People using Google’s Chrome browser on Windows were also affected by the iframe embed vulnerability. If you’ve ever checked a dialog box to “Open Zoom Meetings” and “Always open these types of links in the associated app,” then you are also vulnerable to an embed forcing you to join a meeting without any extra prompt needed to do so.
“We consciously enabled the ability to have meeting joins initiated from within an iframe on a webpage,” said Farley, who also noted that the company is not disabling the capability after the security researcher’s findings. Asked whether it was a concern that such iframes require no click from the user to join a meeting, he replied, “No, that’s not a security concern.”
When Leitschuh first reported the vulnerability to Zoom, he classified its severity as an 8.5 out of 10. Following its own review, Zoom categorized it as a 3.1.
Zoom told BuzzFeed News it has no plans to add a dialogue window that would explicitly ask users if they intend to join a meeting after clicking an invite link.
In a statement, a Zoom spokesperson said the server was designed as a “workaround” to a security change in Safari 12, requiring users to accept launching Zoom before every meeting. Farley explained the change “resulted in what we believe was a poor user experience of having to do multiple clicks to join a Zoom meeting.”
Farley maintained that saving users a click is a good experience, but said, “What we failed to do is uninstall the server when they uninstalled the web client.”
Not only did Zoom allow attackers access to the video cameras of its Mac app users, but it also left its web server running in the background, even after the user uninstalled the Zoom app. BuzzFeed News also verified that the server also reinstalled the Zoom app when a meeting link was clicked, without notifying the user, if the Zoom app had been deleted from the machine.
Saitta criticized these behaviors, saying they are “not justifiable in these cases and come with significant risk.” She recommends that people remove Zoom from their systems and refrain from using the app until the company delivers a version without that always-on web server. “This is an excellent example of what my friend Deb Chachra calls ‘nonconsensual technology,’” she told BuzzFeed News. “It’s a sadly common attitude among tech companies that what the user wants can be ignored on a whim.”
What to Do About It
Go to Zoom settings > Video, and under Meetings, enable “Turn off my video when joining a meeting.”
Get rid of the Zoom desktop app entirely. If you want to get ahead of Zoom’s patch, which the company said will be released by midnight tonight, first you need to shut down the web server. Open the application called Terminal. Copy and paste this text: lsof -i :19421. Press enter. You’ll get a string of mumbo jumbo. Underneath the text “PID,” copy the string of numbers. Then type “kill -9” (without the quotes), add a space after -9, and paste the PID string of numbers. Press enter. The server has been killed.
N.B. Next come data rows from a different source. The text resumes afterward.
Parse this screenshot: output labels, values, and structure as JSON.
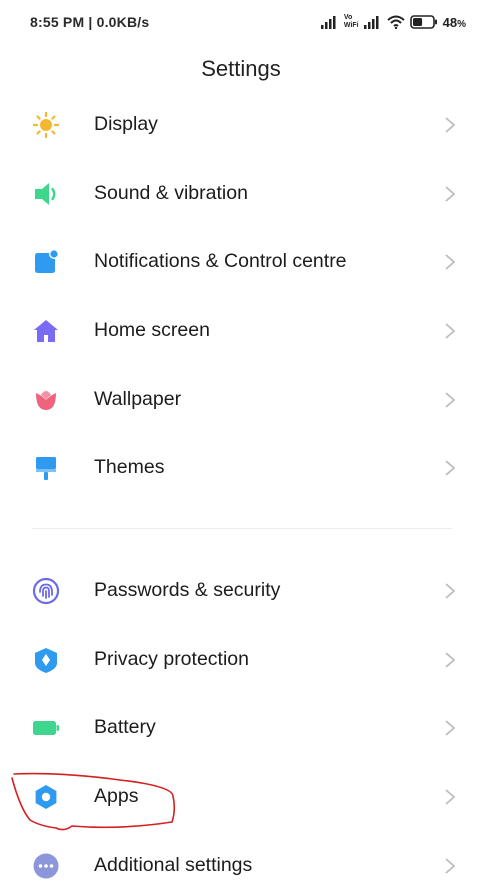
{
  "status_bar": {
    "time_speed": "8:55 PM | 0.0KB/s",
    "vowifi_line1": "Vo",
    "vowifi_line2": "WiFi",
    "battery_percent": "48",
    "battery_percent_suffix": "%",
    "battery_level": 0.48
  },
  "header": {
    "title": "Settings"
  },
  "groups": [
    {
      "items": [
        {
          "label": "Display",
          "icon": "sun-icon",
          "color": "#F5B730"
        },
        {
          "label": "Sound & vibration",
          "icon": "speaker-icon",
          "color": "#3DD68C"
        },
        {
          "label": "Notifications & Control centre",
          "icon": "notification-icon",
          "color": "#2F9BF0"
        },
        {
          "label": "Home screen",
          "icon": "home-icon",
          "color": "#7A6BF5"
        },
        {
          "label": "Wallpaper",
          "icon": "tulip-icon",
          "color": "#F0637E"
        },
        {
          "label": "Themes",
          "icon": "paintbrush-icon",
          "color": "#2F9BF0"
        }
      ]
    },
    {
      "items": [
        {
          "label": "Passwords & security",
          "icon": "fingerprint-icon",
          "color": "#6B6BE8"
        },
        {
          "label": "Privacy protection",
          "icon": "shield-icon",
          "color": "#2F9BF0"
        },
        {
          "label": "Battery",
          "icon": "battery-icon",
          "color": "#3DD68C"
        },
        {
          "label": "Apps",
          "icon": "gear-icon",
          "color": "#2F9BF0"
        },
        {
          "label": "Additional settings",
          "icon": "more-dots-icon",
          "color": "#8B96DB"
        }
      ]
    }
  ],
  "annotation_color": "#D42020",
  "chevron_color": "#BDBDBD"
}
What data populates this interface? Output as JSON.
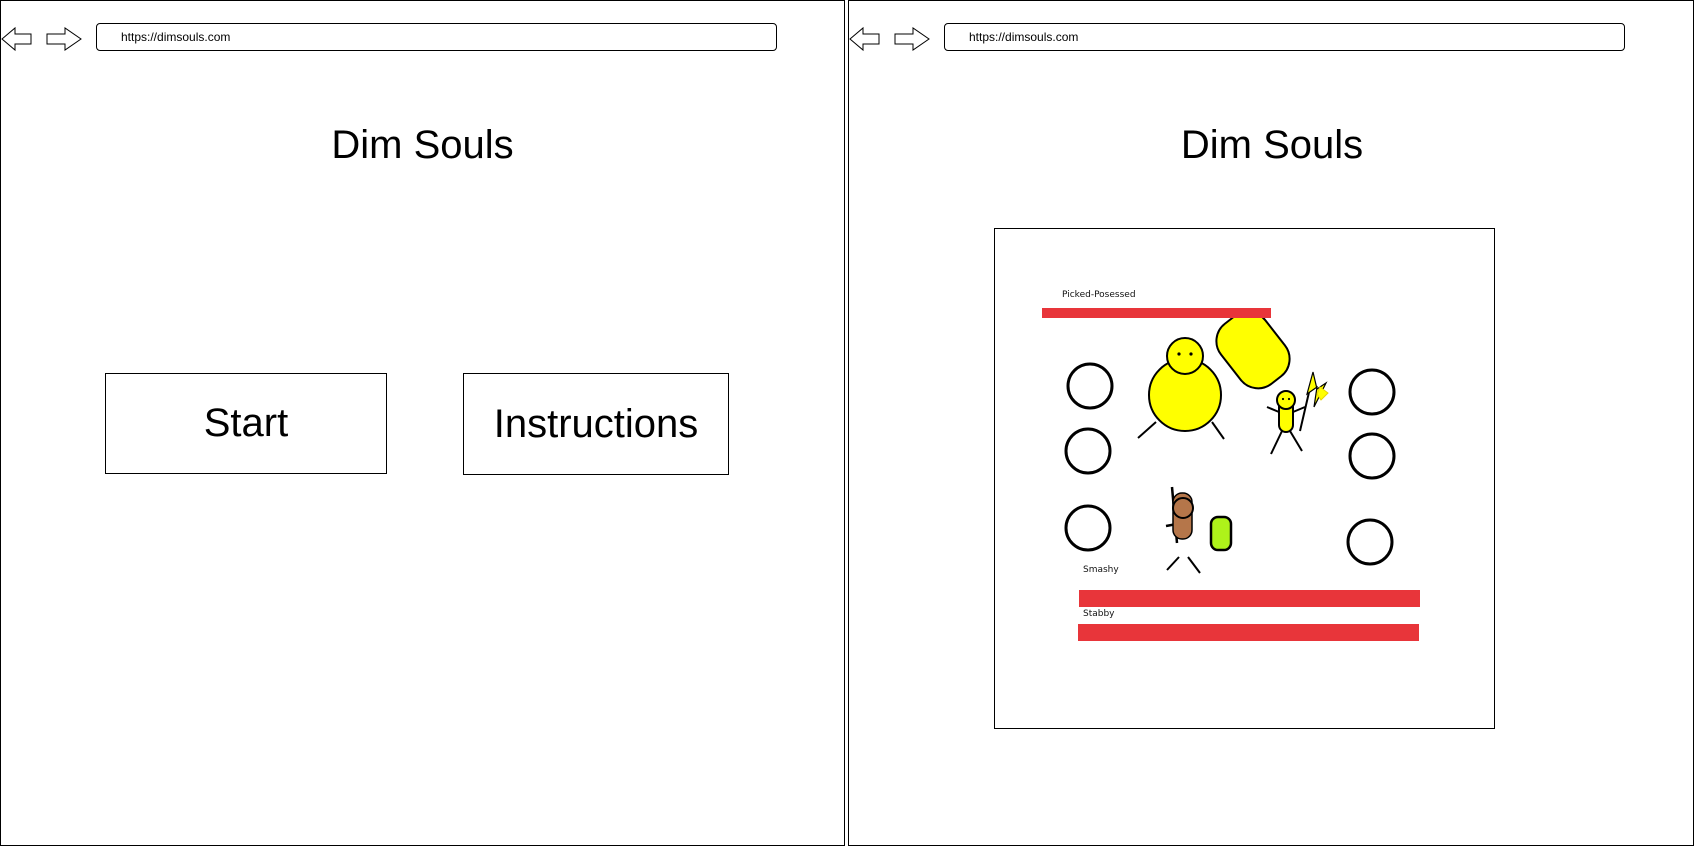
{
  "browser": {
    "url": "https://dimsouls.com"
  },
  "start_screen": {
    "title": "Dim Souls",
    "start_label": "Start",
    "instructions_label": "Instructions"
  },
  "game_screen": {
    "title": "Dim Souls",
    "enemy": {
      "name": "Picked-Posessed",
      "health_percent": 100,
      "bar_color": "#e8353a"
    },
    "players": [
      {
        "name": "Smashy",
        "health_percent": 100,
        "bar_color": "#e8353a"
      },
      {
        "name": "Stabby",
        "health_percent": 100,
        "bar_color": "#e8353a"
      }
    ]
  },
  "colors": {
    "character_yellow": "#ffff00",
    "shield_green": "#aef21a",
    "stabby_brown": "#b5764a",
    "health_red": "#e8353a"
  },
  "icons": {
    "back": "left-arrow-icon",
    "forward": "right-arrow-icon"
  }
}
Drag the Zoom app, along with a folder titled “.zoomus,” to the trash can. Then hover over the trash can, and press CONTROL and click your mouse simultaneously. Empty the trash can. Boom.
Chloe Cota contributed reporting to this story.
Jonathan Leitschuh’s name was misspelled in an earlier version of this post.